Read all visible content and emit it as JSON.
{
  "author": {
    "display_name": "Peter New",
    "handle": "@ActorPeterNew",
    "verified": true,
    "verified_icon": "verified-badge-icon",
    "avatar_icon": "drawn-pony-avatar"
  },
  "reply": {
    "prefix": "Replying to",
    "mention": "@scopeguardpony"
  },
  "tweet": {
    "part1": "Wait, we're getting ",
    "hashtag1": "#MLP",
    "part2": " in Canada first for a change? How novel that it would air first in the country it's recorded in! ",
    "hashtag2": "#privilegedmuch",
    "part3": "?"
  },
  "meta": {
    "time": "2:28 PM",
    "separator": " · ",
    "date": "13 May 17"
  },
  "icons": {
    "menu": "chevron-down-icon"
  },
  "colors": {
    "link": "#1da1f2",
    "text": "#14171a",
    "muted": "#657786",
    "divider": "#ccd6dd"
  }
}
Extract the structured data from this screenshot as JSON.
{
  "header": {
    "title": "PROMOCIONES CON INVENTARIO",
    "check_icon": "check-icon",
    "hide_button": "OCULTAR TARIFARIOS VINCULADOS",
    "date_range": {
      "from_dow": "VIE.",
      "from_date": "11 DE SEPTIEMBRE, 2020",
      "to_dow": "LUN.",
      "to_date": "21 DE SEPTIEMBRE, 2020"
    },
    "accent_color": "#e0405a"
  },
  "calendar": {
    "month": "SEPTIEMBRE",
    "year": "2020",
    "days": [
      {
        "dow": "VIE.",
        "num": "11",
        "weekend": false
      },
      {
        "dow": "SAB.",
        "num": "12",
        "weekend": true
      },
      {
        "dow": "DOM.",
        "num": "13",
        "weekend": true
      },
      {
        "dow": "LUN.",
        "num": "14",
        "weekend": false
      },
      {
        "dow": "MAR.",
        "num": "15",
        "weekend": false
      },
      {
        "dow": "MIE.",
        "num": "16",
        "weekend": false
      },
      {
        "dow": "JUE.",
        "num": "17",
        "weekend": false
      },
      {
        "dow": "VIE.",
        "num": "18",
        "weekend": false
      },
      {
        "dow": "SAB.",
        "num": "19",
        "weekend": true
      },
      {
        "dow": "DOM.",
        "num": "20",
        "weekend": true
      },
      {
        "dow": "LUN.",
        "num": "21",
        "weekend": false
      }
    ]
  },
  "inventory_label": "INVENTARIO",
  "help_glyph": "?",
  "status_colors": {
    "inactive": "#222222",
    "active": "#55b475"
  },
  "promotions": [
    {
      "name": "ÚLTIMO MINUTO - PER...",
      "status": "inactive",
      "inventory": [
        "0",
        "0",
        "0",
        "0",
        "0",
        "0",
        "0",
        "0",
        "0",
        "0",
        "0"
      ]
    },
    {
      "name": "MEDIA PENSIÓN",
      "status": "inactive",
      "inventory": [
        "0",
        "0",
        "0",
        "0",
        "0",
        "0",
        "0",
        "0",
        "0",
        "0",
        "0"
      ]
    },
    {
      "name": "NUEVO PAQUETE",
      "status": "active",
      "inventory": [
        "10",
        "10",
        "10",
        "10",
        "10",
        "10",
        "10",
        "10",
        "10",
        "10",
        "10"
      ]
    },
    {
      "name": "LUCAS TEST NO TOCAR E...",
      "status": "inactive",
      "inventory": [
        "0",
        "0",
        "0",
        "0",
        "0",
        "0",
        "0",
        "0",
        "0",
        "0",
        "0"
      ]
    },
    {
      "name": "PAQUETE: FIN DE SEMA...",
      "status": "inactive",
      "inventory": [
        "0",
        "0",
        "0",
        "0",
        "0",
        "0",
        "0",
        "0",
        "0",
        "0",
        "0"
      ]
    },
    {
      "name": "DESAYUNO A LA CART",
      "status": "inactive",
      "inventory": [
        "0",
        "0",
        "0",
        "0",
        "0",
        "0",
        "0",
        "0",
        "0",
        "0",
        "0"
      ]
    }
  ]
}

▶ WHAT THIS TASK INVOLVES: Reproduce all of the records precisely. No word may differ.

▶ SOLUTION TO THE PROBLEM:
Read all visible content and emit it as JSON.
{
  "author": {
    "display_name": "Peter New",
    "handle": "@ActorPeterNew",
    "verified": true,
    "verified_icon": "verified-badge-icon",
    "avatar_icon": "drawn-pony-avatar"
  },
  "reply": {
    "prefix": "Replying to",
    "mention": "@scopeguardpony"
  },
  "tweet": {
    "part1": "Wait, we're getting ",
    "hashtag1": "#MLP",
    "part2": " in Canada first for a change? How novel that it would air first in the country it's recorded in! ",
    "hashtag2": "#privilegedmuch",
    "part3": "?"
  },
  "meta": {
    "time": "2:28 PM",
    "separator": " · ",
    "date": "13 May 17"
  },
  "icons": {
    "menu": "chevron-down-icon"
  },
  "colors": {
    "link": "#1da1f2",
    "text": "#14171a",
    "muted": "#657786",
    "divider": "#ccd6dd"
  }
}
Extract the structured data from this screenshot as JSON.
{
  "header": {
    "title": "PROMOCIONES CON INVENTARIO",
    "check_icon": "check-icon",
    "hide_button": "OCULTAR TARIFARIOS VINCULADOS",
    "date_range": {
      "from_dow": "VIE.",
      "from_date": "11 DE SEPTIEMBRE, 2020",
      "to_dow": "LUN.",
      "to_date": "21 DE SEPTIEMBRE, 2020"
    },
    "accent_color": "#e0405a"
  },
  "calendar": {
    "month": "SEPTIEMBRE",
    "year": "2020",
    "days": [
      {
        "dow": "VIE.",
        "num": "11",
        "weekend": false
      },
      {
        "dow": "SAB.",
        "num": "12",
        "weekend": true
      },
      {
        "dow": "DOM.",
        "num": "13",
        "weekend": true
      },
      {
        "dow": "LUN.",
        "num": "14",
        "weekend": false
      },
      {
        "dow": "MAR.",
        "num": "15",
        "weekend": false
      },
      {
        "dow": "MIE.",
        "num": "16",
        "weekend": false
      },
      {
        "dow": "JUE.",
        "num": "17",
        "weekend": false
      },
      {
        "dow": "VIE.",
        "num": "18",
        "weekend": false
      },
      {
        "dow": "SAB.",
        "num": "19",
        "weekend": true
      },
      {
        "dow": "DOM.",
        "num": "20",
        "weekend": true
      },
      {
        "dow": "LUN.",
        "num": "21",
        "weekend": false
      }
    ]
  },
  "inventory_label": "INVENTARIO",
  "help_glyph": "?",
  "status_colors": {
    "inactive": "#222222",
    "active": "#55b475"
  },
  "promotions": [
    {
      "name": "ÚLTIMO MINUTO - PER...",
      "status": "inactive",
      "inventory": [
        "0",
        "0",
        "0",
        "0",
        "0",
        "0",
        "0",
        "0",
        "0",
        "0",
        "0"
      ]
    },
    {
      "name": "MEDIA PENSIÓN",
      "status": "inactive",
      "inventory": [
        "0",
        "0",
        "0",
        "0",
        "0",
        "0",
        "0",
        "0",
        "0",
        "0",
        "0"
      ]
    },
    {
      "name": "NUEVO PAQUETE",
      "status": "active",
      "inventory": [
        "10",
        "10",
        "10",
        "10",
        "10",
        "10",
        "10",
        "10",
        "10",
        "10",
        "10"
      ]
    },
    {
      "name": "LUCAS TEST NO TOCAR E...",
      "status": "inactive",
      "inventory": [
        "0",
        "0",
        "0",
        "0",
        "0",
        "0",
        "0",
        "0",
        "0",
        "0",
        "0"
      ]
    },
    {
      "name": "PAQUETE: FIN DE SEMA...",
      "status": "inactive",
      "inventory": [
        "0",
        "0",
        "0",
        "0",
        "0",
        "0",
        "0",
        "0",
        "0",
        "0",
        "0"
      ]
    },
    {
      "name": "DESAYUNO A LA CART",
      "status": "inactive",
      "inventory": [
        "0",
        "0",
        "0",
        "0",
        "0",
        "0",
        "0",
        "0",
        "0",
        "0",
        "0"
      ]
    }
  ]
}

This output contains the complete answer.